Kobayashi's dominance a lot to swallow
By Darren Rovell
CONEY ISLAND, N.Y. -- Three minutes into the Nathan's International Hot Dog Eating Contest, Japanese speed-eater Takeru Kobayashi had scarfed down 17 hot dogs and buns. There were nine minutes remaining, but Kobayashi had already bested the personal highs of more than half of the competitors.
The numbers don't lie, even though they're nearly impossible to believe.
For the third consecutive year, the event was no contest as Kobayashi dominated. Although he did finish six hot dogs and buns short of the record he set last year, Kobayashi's 44½ dogs were 14 better than runner-up Ed "Cookie" Jarvis.
Kobayashi's unmatched success and overwhelming margin of victory have caused some to speculate -- as others have murmured about four-time Tour de France champion Lance Armstrong -- that the only explanation is the feasting phenom has an unfair advantage.
Kobayashi has told other competitive eaters that he uses aloe vera to coat his stomach, but after the competition, he once again denied he uses any sort of drugs to get an advantage.
Still, you can't blame the rest of the field for feeling like they're competing against an unnatural eating machine -- one that comes in an unbelievably rail-thin 145-pound package.
In 2001, David O'Karma ate 17 hot dogs in the first half of the contest, but when he heard that Kobayashi had already finished 27, he put down his franks and just watched.
"Ever since that day, I've been trying to figure out how he does it," said O'Karma, a 47-year-old painting contractor from Akron, Ohio, who owns the world doughnut eating title (30 donuts in 5:28). "I've researched and researched on the Internet, but I still can't understand it. Kobayashi gets stronger and stronger as he goes."
You can't blame this man for feeling stuffed. He had a big lunch.
O'Karma, who retired from competitive eating two weeks ago, says he can't prove it, but he thinks there is a chance Kobayashi has an artificial advantage. O'Karma says Kobayashi has a scar on his back.
"Maybe he had some of his intestines removed," O'Karma speculated. "I mean, I was at least in the 95th percentile on the competitive eating landscape ... well, what's Kobayashi then? He's not even on the chart."
"There have been rumors on the circuit that he was surgically altered by the Japanese government," added "Crazy Legs" Conti, a wild-card entry in the contest who finished with 15 hot dogs and buns. "I just think he's the greatest athlete of all-time."
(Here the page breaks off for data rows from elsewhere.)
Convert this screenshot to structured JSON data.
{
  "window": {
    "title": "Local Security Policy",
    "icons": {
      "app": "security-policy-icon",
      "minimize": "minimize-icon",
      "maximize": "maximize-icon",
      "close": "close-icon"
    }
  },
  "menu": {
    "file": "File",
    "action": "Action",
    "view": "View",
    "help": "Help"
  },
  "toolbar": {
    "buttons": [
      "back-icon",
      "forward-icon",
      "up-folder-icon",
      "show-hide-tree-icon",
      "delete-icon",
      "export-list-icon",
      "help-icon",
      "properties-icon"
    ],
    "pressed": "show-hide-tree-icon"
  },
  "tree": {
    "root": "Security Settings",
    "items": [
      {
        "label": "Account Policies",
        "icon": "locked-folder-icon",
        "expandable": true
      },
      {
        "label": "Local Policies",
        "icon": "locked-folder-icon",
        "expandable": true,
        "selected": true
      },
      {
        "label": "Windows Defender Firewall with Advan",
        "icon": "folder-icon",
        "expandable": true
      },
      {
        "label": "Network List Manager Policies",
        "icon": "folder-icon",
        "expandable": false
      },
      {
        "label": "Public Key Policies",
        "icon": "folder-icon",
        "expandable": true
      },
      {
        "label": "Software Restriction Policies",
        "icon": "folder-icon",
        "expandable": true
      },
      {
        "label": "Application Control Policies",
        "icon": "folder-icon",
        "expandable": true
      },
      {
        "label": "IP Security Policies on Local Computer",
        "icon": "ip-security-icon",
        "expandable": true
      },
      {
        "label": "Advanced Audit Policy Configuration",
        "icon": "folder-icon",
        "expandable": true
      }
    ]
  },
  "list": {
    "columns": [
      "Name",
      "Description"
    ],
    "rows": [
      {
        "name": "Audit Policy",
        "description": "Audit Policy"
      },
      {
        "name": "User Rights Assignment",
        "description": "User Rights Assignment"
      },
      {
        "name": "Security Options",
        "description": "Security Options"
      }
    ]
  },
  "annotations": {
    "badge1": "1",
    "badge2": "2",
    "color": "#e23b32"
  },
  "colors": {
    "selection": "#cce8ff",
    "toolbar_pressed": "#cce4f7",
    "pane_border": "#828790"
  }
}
The International Federation of Competitive Eating (IFOCE) doesn't do any sort of drug testing or have contestants certify that they haven't altered their bodies in any way.
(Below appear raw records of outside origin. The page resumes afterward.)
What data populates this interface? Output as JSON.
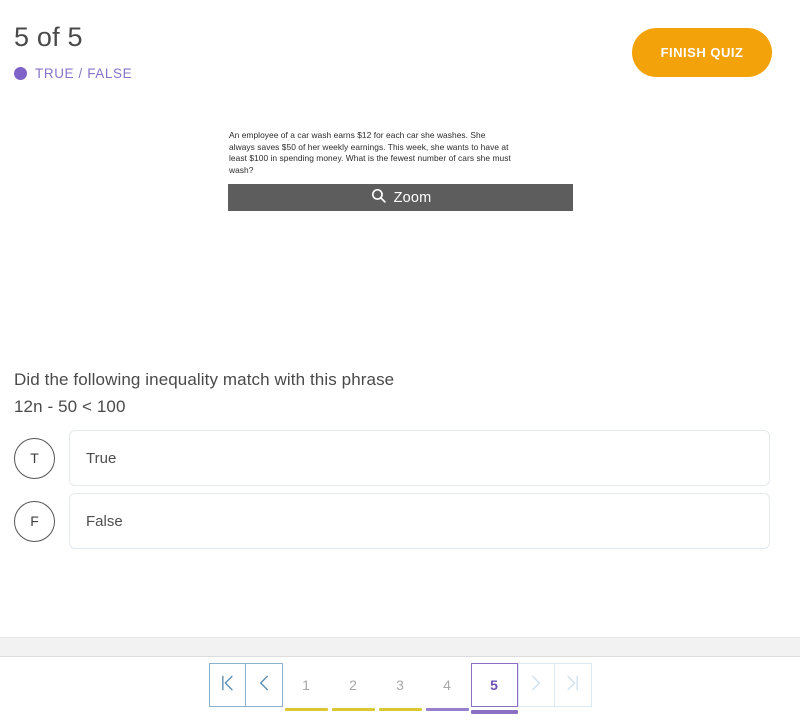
{
  "header": {
    "progress": "5 of 5",
    "question_type": "TRUE / FALSE",
    "type_dot_color": "#7d63c7",
    "finish_label": "FINISH QUIZ",
    "finish_color": "#f4a209"
  },
  "media": {
    "passage": "An employee of a car wash earns $12 for each car she washes. She always saves $50 of her weekly earnings. This week, she wants to have at least $100 in spending money. What is the fewest number of cars she must wash?",
    "zoom_label": "Zoom",
    "zoom_icon": "search-icon",
    "zoom_bar_color": "#5d5d5d"
  },
  "question": {
    "prompt": "Did the following inequality match with this phrase",
    "expression": "12n - 50 < 100"
  },
  "choices": [
    {
      "marker": "T",
      "text": "True"
    },
    {
      "marker": "F",
      "text": "False"
    }
  ],
  "pagination": {
    "first_icon": "first-page-icon",
    "prev_icon": "chevron-left-icon",
    "next_icon": "chevron-right-icon",
    "last_icon": "last-page-icon",
    "pages": [
      {
        "label": "1",
        "bar_color": "#d9c832",
        "active": false
      },
      {
        "label": "2",
        "bar_color": "#d9c832",
        "active": false
      },
      {
        "label": "3",
        "bar_color": "#d9c832",
        "active": false
      },
      {
        "label": "4",
        "bar_color": "#9480cc",
        "active": false
      },
      {
        "label": "5",
        "bar_color": "#8b6fc4",
        "active": true
      }
    ],
    "current_page": "5",
    "active_color": "#6f51b5",
    "answered_color": "#d9c832",
    "nav_enabled_color": "#8fb2cc",
    "nav_disabled_color": "#dce8f2"
  }
}
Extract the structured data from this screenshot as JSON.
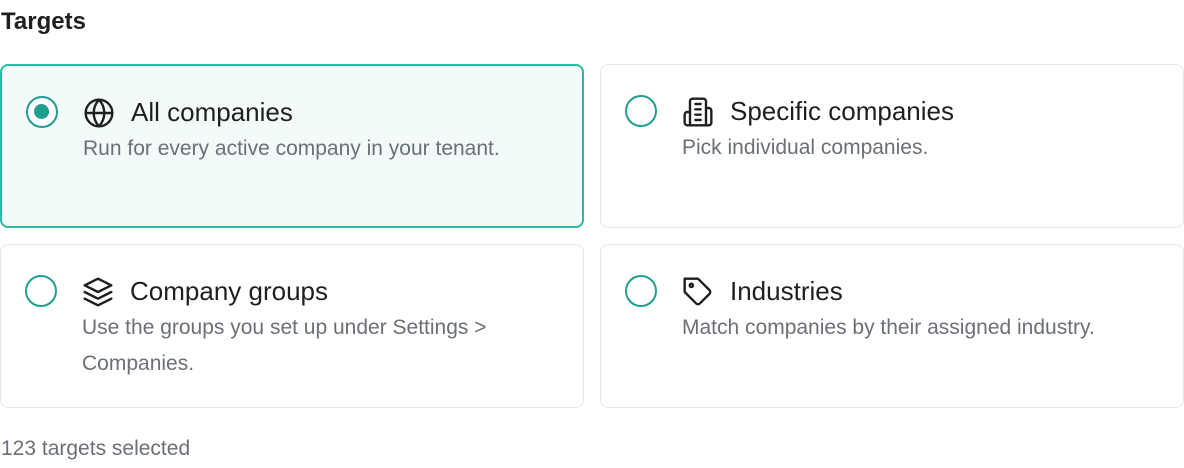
{
  "section": {
    "title": "Targets"
  },
  "options": [
    {
      "title": "All companies",
      "description": "Run for every active company in your tenant.",
      "icon": "globe-icon",
      "selected": true
    },
    {
      "title": "Specific companies",
      "description": "Pick individual companies.",
      "icon": "building-icon",
      "selected": false
    },
    {
      "title": "Company groups",
      "description": "Use the groups you set up under Settings > Companies.",
      "icon": "layers-icon",
      "selected": false
    },
    {
      "title": "Industries",
      "description": "Match companies by their assigned industry.",
      "icon": "tag-icon",
      "selected": false
    }
  ],
  "footer": {
    "status": "123 targets selected"
  },
  "colors": {
    "accent": "#1f9e8e",
    "selected_border": "#2eb8a6",
    "selected_bg": "#f3fbfa"
  }
}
"We haven't seen any evidence or heard any reports of drug abuse," said Rich Shea, president of the IFOCE, which sanctions the Nathan's contest every year. "If we heard anything from the eaters or the audience, we would obviously launch the proper investigation, and if need be, we will institute a drug policy."
Eric Booker, left, and the rest of the competitors got gobbled up by Takeru Kobayashi.
Dr. Nidhir Sheth, a gastroenterologist with the Gastroenterology Consultants of South Jersey, says the ideal surgery for a competitive eater would be a bypass surgery that would allow food to go into the small intestines instead of the stomach. The small intestines do not send signals to the brain, thus the feeling of being full wouldn't occur.
There are also drugs that would provide an edge. Reglan, which causes the digestive system to work faster, is usually given to patients with heartburn, but it could work to an eater's advantage.
Stomach relaxants like hyoscyamine sulfate would keep the stomach from getting spasms or cramps, Sheth said. Better yet, testing for the relaxant would be a challenge because it does not flow through the bloodstream.
Eric Booker, who finished third with 29 hot dogs and buns, said he doesn't suspect any foul play with the reigning hot dog eating champion.
"He told me about the aloe vera, but I don't think he does anything illegal," Booker said. "If he did cheat, it would bring such disgrace to his country that it wouldn't be worth it."
But some think testing might not be on the horizon.
"We don't need to test yet," said "Hungry" Charles Hardy, who ate 17 hot dogs and buns. "But when this becomes an Olympic sport, then we're going to have to do it."
Darren Rovell, who covers sports business for ESPN.com, can be reached at email@example.com